Protecting your wearables
Due to the fact that wearables are an easier solution with less friction, questions are raised on the security of it all.
Contactless fraud, according to Which?, is ‘too easy’ and consumers could be exploited. Vinnai concluded that it ‘is an issue’.
CaixaBank said: “One limitation for any financial device is the need to ensure airtight security. It is vital that the same security levels are upheld regardless of whether payments are made by cards or bracelets. This extends beyond providing the actual technical security; we must also ensure that clients perceive transactions via bracelets to be fully secure.
“CaixaBank wristbands have all the same security features as normal contactless cards. Thanks to EMV technology, purchases made with the band are fully encrypted. Besides, clients have full control of operations made with their bracelets, and receive a push notification for each transaction.”
Hargreaves believed that the security issue is top priority and the solution might have already been found: biometrics.
She said: “Some of the wearables designers are already experimenting with biometrics and we’re seeing a huge amount of biometric innovation, not just in wearables, but in other forms. Being alert to fraudster attacks in wearables is at the forefront of our minds, we have a tonne of experience in that as a financial institution.

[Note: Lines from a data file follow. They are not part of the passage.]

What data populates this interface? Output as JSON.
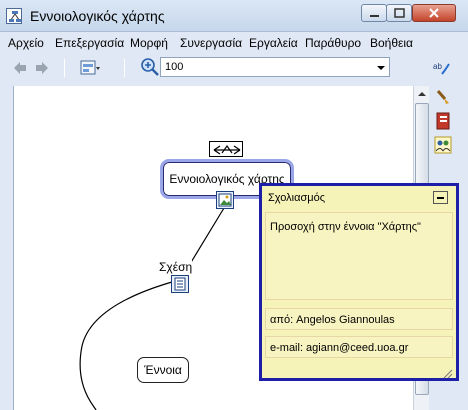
{
  "window": {
    "title": "Εννοιολογικός χάρτης"
  },
  "menu": {
    "items": [
      "Αρχείο",
      "Επεξεργασία",
      "Μορφή",
      "Συνεργασία",
      "Εργαλεία",
      "Παράθυρο",
      "Βοήθεια"
    ]
  },
  "toolbar": {
    "zoom_value": "100"
  },
  "map": {
    "main_concept": "Εννοιολογικός χάρτης",
    "relation": "Σχέση",
    "concept": "Έννοια"
  },
  "comment": {
    "title": "Σχολιασμός",
    "text": "Προσοχή στην έννοια \"Χάρτης\"",
    "author": "από: Angelos Giannoulas",
    "email": "e-mail: agiann@ceed.uoa.gr"
  },
  "colors": {
    "comment_border": "#1d1fa9",
    "comment_background": "#f6f3b9",
    "selected_concept_border": "#9aa6e8"
  }
}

“One of the benefits of having bPay as a sub-brand of our core is that we can bring all that expertise and leverage that knowledge. We have a kill switch in the app (which can also just disable the wearable). You can transfer money back to your account. It’s about staying alert and constantly monitoring the data we see and making sure that we are able to select and introduce new triggers and control when we need to.
“It’s going to be an interesting evolution as we move forward in the next couple of years around how wearables interact with other identifies, such as your heartbeat, there will be advancements in that going forward.”

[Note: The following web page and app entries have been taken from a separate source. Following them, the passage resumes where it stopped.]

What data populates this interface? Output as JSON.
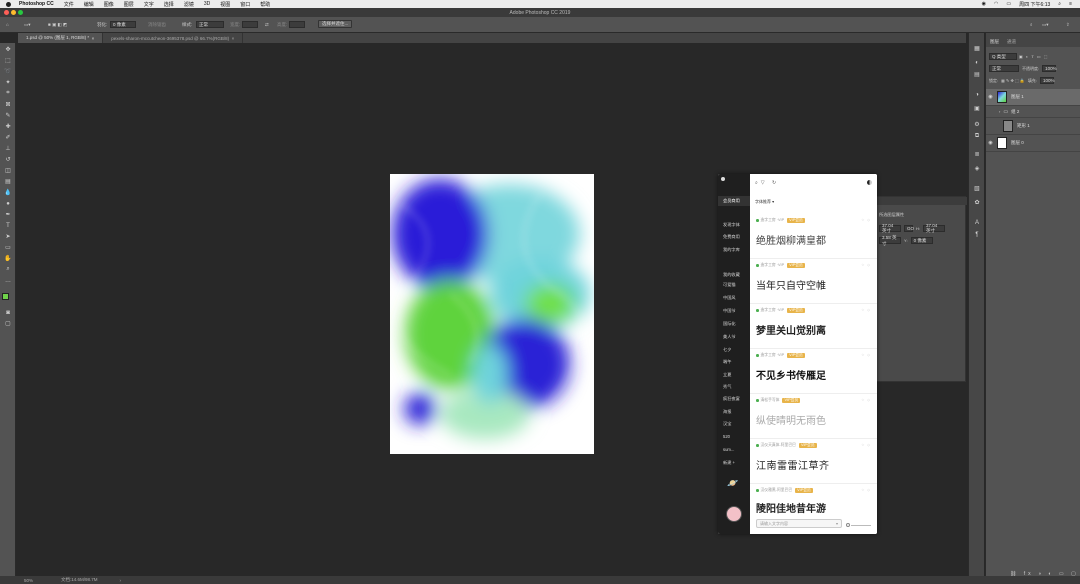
{
  "menubar": {
    "app": "Photoshop CC",
    "items": [
      "文件",
      "编辑",
      "图像",
      "图层",
      "文字",
      "选择",
      "滤镜",
      "3D",
      "视图",
      "窗口",
      "帮助"
    ],
    "clock": "周四 下午6:13"
  },
  "window": {
    "title": "Adobe Photoshop CC 2019"
  },
  "options": {
    "feather_label": "羽化:",
    "feather_value": "0 像素",
    "antialias_label": "消除锯齿",
    "style_label": "样式:",
    "style_value": "正常",
    "width_label": "宽度:",
    "height_label": "高度:",
    "select_mask_button": "选择并遮住..."
  },
  "tabs": [
    {
      "label": "1.psd @ 50% (图层 1, RGB/8) *",
      "active": true
    },
    {
      "label": "pexels-sharon-mccutcheon-3695378.psd @ 66.7%(RGB/8)",
      "active": false
    }
  ],
  "status": {
    "zoom": "50%",
    "doc": "文档:14.6M/98.7M"
  },
  "layers_panel": {
    "tabs": [
      "图层",
      "通道"
    ],
    "kind_label": "Q 类型",
    "blend_mode": "正常",
    "opacity_label": "不透明度:",
    "opacity_value": "100%",
    "lock_label": "锁定:",
    "fill_label": "填充:",
    "fill_value": "100%",
    "layers": [
      {
        "name": "图层 1",
        "selected": true,
        "visible": true
      },
      {
        "name": "组 2",
        "selected": false,
        "visible": false
      },
      {
        "name": "矩形 1",
        "selected": false,
        "visible": false
      },
      {
        "name": "图层 0",
        "selected": false,
        "visible": true
      }
    ]
  },
  "behind_panel": {
    "title": "所选图层属性",
    "w_label": "W:",
    "w_value": "37.04 英寸",
    "go_label": "GO",
    "h_label": "H:",
    "x_value": "3.58 英寸",
    "y_label": "Y:",
    "y_value": "0 像素"
  },
  "plugin": {
    "sidebar_top": "会员商用",
    "categories": [
      "发现字体",
      "免费商用",
      "我的字库",
      "我的收藏",
      "可爱猫",
      "中国风",
      "中国节",
      "国际化",
      "美人节",
      "七夕",
      "端午",
      "立夏",
      "秀气",
      "疯狂夜宴",
      "海报",
      "汉宝",
      "520",
      "sum...",
      "新建 +"
    ],
    "filter_label": "字体推荐",
    "fonts": [
      {
        "meta": "造字工房 ·VIP",
        "tag": "VIP会员",
        "sample": "绝胜烟柳满皇都",
        "weight": "300"
      },
      {
        "meta": "造字工房 ·VIP",
        "tag": "VIP会员",
        "sample": "当年只自守空帷",
        "weight": "400"
      },
      {
        "meta": "造字工房 ·VIP",
        "tag": "VIP会员",
        "sample": "梦里关山觉别离",
        "weight": "700"
      },
      {
        "meta": "造字工房 ·VIP",
        "tag": "VIP会员",
        "sample": "不见乡书传雁足",
        "weight": "700"
      },
      {
        "meta": "清松手写体",
        "tag": "VIP会员",
        "sample": "纵使晴明无雨色",
        "weight": "200"
      },
      {
        "meta": "汉仪天真体-阿里巴巴",
        "tag": "VIP会员",
        "sample": "江南雷雷江草齐",
        "weight": "400"
      },
      {
        "meta": "汉仪雅黑-阿里巴巴",
        "tag": "VIP会员",
        "sample": "陵阳佳地昔年游",
        "weight": "700"
      }
    ],
    "search_placeholder": "请输入文字内容"
  },
  "colors": {
    "fg": "#6fd24a",
    "bg": "#ffffff",
    "vip": "#e8b44a"
  }
}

Entering a global scale
While bPay has been success in the UK, where contactless is booming, the rest of the world is a less sure prospect.
Hargreaves commented: “There are some examples of payment wearables in other markets in existing financial organisation. I think more and more, as the market grows, particularly through this year, we’ll get into not payment-only devices, but when you start to think of what the generation looks like, integrating the payments technology into other devices that function.
“Whether you integrate it into a fitness device or something else, it brings many functions together for the consumer. We do have the concept of competing for space on the arm, in terms of multiple bands doing multiple things. More would move towards multiple functionality in one or two devices that could be connected with each other. Globally, we definitely think there’s an interest. We are very interested.
Research from Misys stated that of banks that have no wearables strategy in place, 78% are in the EU and the US and that there is a stronger appetite for innovation from Latin American and Asian regions.
However, the demand tells a different story. A study from NPD found that 15.6 million smartwatches and activity trackers are forecast to be sold in North America and 12.5 million in Western Europe in 2015.
Vinnai said: “The banks have tried to implement [wearables] in their roadmap. However, this is very region-orientated. The more developed part of the world, such as the US and the EU, they are less interested in wearable technology while Asia Pacific and Latin America are very enthusiastic about it. This can be another leap for the countries on the bench.
“I think that most of the banks are just waiting to see how these things go forward, particularly how many devices each provider sells. This is getting very close to the inflexion level and banks will change their minds.”
Another study conducted by Misys, in collaboration with Efma, claimed that banks are tipping the next three years as the era in which digital customer-driven sales will usher in wearables. The forecast leap from 13% today to 75% of sales conducted via digital channels by 2018 is staggering. With 82% of banks predicting that smartwatches will facilitate financial transactions in the future, it is a ‘not a trend to be ignored’.
Vinnai concluded: “I believe in the watches. The Samsung Gear 2 and the Apple Watch are east to use, particularly with proximity payments. It’s a good, easy way to make a payment. For normal daily life usage, this is an important point.
“We never know, and I never know, what will come up in the future. There are interesting new experiments, such as contact lenses, which can change the whole dynamic of wearables, but at the moment, I believe the watches are the solution.”